Former MSC Manager Sentenced on Bribes Charges

Former Afloat Programs Manager at the United States Navy Military Sealift Command (MSC), Kenny E. Toy, was sentenced to 96 months in prison for receiving bribes, the U.

FERC Approves Freeport LNG Export Project

U.S. federal regulators on Wednesday approved construction of Freeport LNG Development LP's liquefied natural gas export project in Texas.

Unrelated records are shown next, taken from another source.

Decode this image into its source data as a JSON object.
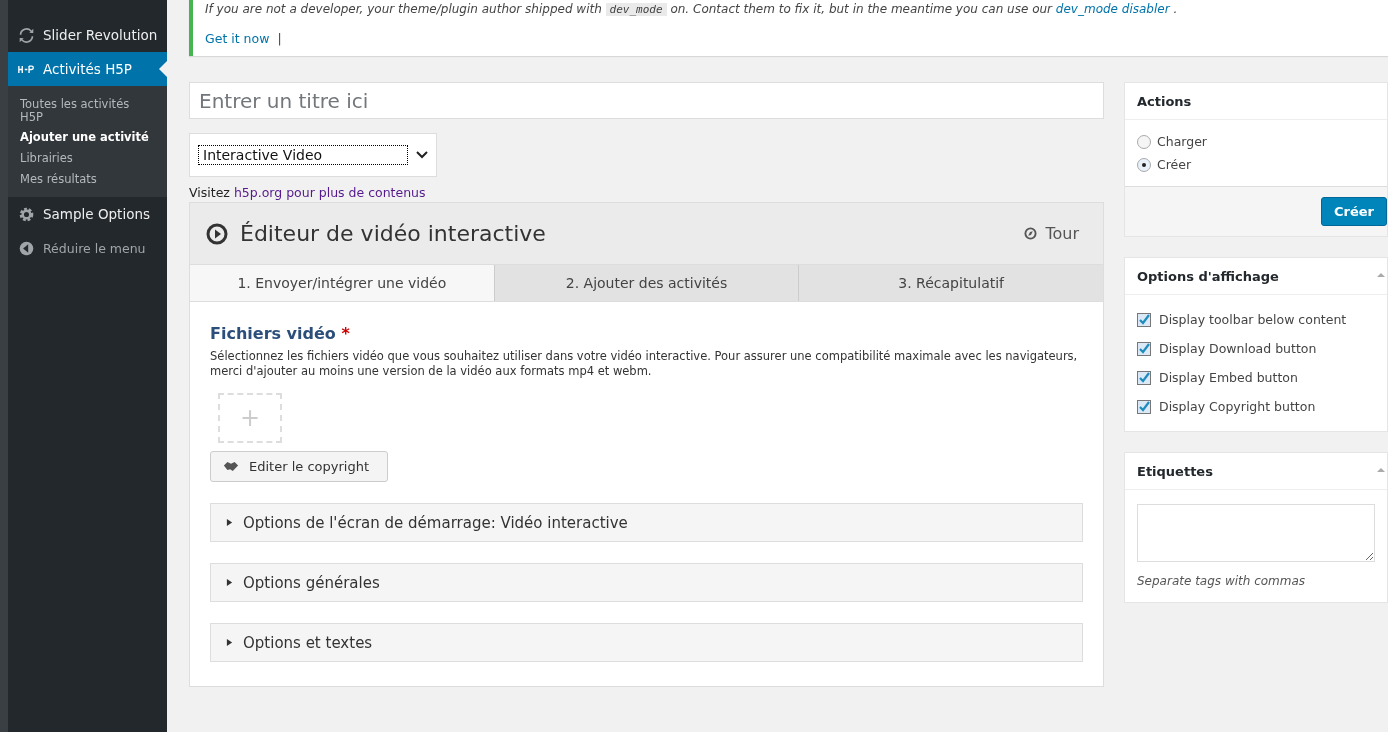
{
  "sidebar": {
    "items": [
      {
        "label": "Slider Revolution",
        "kind": "menu",
        "selected": false
      },
      {
        "label": "Activités H5P",
        "kind": "menu",
        "selected": true,
        "children": [
          {
            "label": "Toutes les activités H5P",
            "selected": false
          },
          {
            "label": "Ajouter une activité",
            "selected": true
          },
          {
            "label": "Librairies",
            "selected": false
          },
          {
            "label": "Mes résultats",
            "selected": false
          }
        ]
      },
      {
        "label": "Sample Options",
        "kind": "menu",
        "selected": false
      },
      {
        "label": "Réduire le menu",
        "kind": "collapse",
        "selected": false
      }
    ]
  },
  "notice": {
    "parts": [
      {
        "kind": "text",
        "text": "If you are not a developer, your theme/plugin author shipped with"
      },
      {
        "kind": "code",
        "text": "dev_mode"
      },
      {
        "kind": "text",
        "text": "on. Contact them to fix it, but in the meantime you can use our"
      },
      {
        "kind": "link",
        "text": "dev_mode disabler"
      },
      {
        "kind": "text",
        "text": "."
      }
    ],
    "link": "Get it now",
    "separator": "|"
  },
  "title_field": {
    "placeholder": "Entrer un titre ici"
  },
  "content_type": {
    "value": "Interactive Video"
  },
  "visit": {
    "text": "Visitez",
    "link": "h5p.org pour plus de contenus"
  },
  "editor": {
    "title": "Éditeur de vidéo interactive",
    "tour": "Tour",
    "tabs": [
      {
        "label": "1. Envoyer/intégrer une vidéo",
        "selected": true
      },
      {
        "label": "2. Ajouter des activités",
        "selected": false
      },
      {
        "label": "3. Récapitulatif",
        "selected": false
      }
    ],
    "field_label": "Fichiers vidéo",
    "required": "*",
    "description": "Sélectionnez les fichiers vidéo que vous souhaitez utiliser dans votre vidéo interactive. Pour assurer une compatibilité maximale avec les navigateurs, merci d'ajouter au moins une version de la vidéo aux formats mp4 et webm.",
    "add": "+",
    "copyright_button": "Editer le copyright",
    "sections": [
      {
        "label": "Options de l'écran de démarrage: Vidéo interactive",
        "expanded": false
      },
      {
        "label": "Options générales",
        "expanded": false
      },
      {
        "label": "Options et textes",
        "expanded": false
      }
    ]
  },
  "actions": {
    "title": "Actions",
    "options": [
      {
        "label": "Charger",
        "selected": false
      },
      {
        "label": "Créer",
        "selected": true
      }
    ],
    "button": "Créer"
  },
  "display_options": {
    "title": "Options d'affichage",
    "items": [
      {
        "label": "Display toolbar below content",
        "checked": true
      },
      {
        "label": "Display Download button",
        "checked": true
      },
      {
        "label": "Display Embed button",
        "checked": true
      },
      {
        "label": "Display Copyright button",
        "checked": true
      }
    ]
  },
  "tags": {
    "title": "Etiquettes",
    "hint": "Separate tags with commas"
  }
}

Freeport is the third U.

Finance

Kurdistan Says Crude Cargo Near Texas Legally Sold

A $100 million cargo of crude oil in a tanker near Texas was legally shipped and sold by Kurdistan, lawyers for the autonomous region in Iraq told a U.S. court in a letter seen on Thursday,

Kirby Reports Record Q2 2014

Record 2014 second quarter earnings per share of $1.31 compared with $1.11 in the 2013 second quarter, which included a $0.07 benefit due to the reduction of the United earnout liability.

UK Oil Imports Exceed Exports for First Time in 30 Years

Britain imported more oil products than it exported last year for the first time in 30 years, an official report shows, and analysts say the country is likely to

Salvage

Family Finds Sunken Treasure Off Florida Coast

A Florida family scavenging for sunken treasure on a shipwreck has found the missing piece of a 300-year-old gold filigree necklace sacred to Spanish priests, officials said on Tuesday.

Grounded Freighter Refloated in Lake St. Clair

The Federal Rideau, a 656-foot freighter that had been hard aground in the downbound shipping channel of Lake St. Clair since early Sunday morning, was refloated

S.Korea Ferry Boss's Driver Turns Self In

The driver of a South Korean businessman wanted over the sinking of a ferry that killed 304 people turned himself in on Tuesday, potentially unlocking the mystery

Casualties

Pumps Reach Sinking Shrimper Just in Time

A commercial fishing vessel from Brownsville is slowly making its way back to port, thanks to some quick actions by its crew and Coast Guard units, informs the US Coastguard,

Company Fined for Oil Spill Near Anacortes

Ecology issues $112,500 penalty for sunken vessel.   American Gold Seafoods faces a $112,500 penalty for an oil spill caused by the accidental sinking of its vessel,

Grounded Freighter Refloated in Lake St. Clair

The Federal Rideau, a 656-foot freighter that had been hard aground in the downbound shipping channel of Lake St. Clair since early Sunday morning, was refloated

Government Update

US DOE Approves Oregon LNG Export Project

The U.S. Energy Department said on Thursday it has approved Oregon LNG to export liquefied natural gas, as the Obama administration works through applications to

UK Oil Imports Exceed Exports for First Time in 30 Years

Britain imported more oil products than it exported last year for the first time in 30 years, an official report shows, and analysts say the country is likely to

Former MSC Manager Sentenced on Bribes Charges

Former Afloat Programs Manager at the United States Navy Military Sealift Command (MSC), Kenny E. Toy, was sentenced to 96 months in prison for receiving bribes, the U.

 
 
Maritime Security Maritime Standards Offshore Oil Pipelines Port Authority Salvage Ship Repair Shipbuilding / Vessel Construction Sonar Winch
rss | archive | history | articles | privacy | terms and conditions | contributors | top maritime news | about us | copyright | maritime magazines
maritime security news | shipbuilding news | maritime industry | shipping news | maritime reporting | workboats news | ship design | maritime business

Time taken: 0.0846 sec (12 req/sec)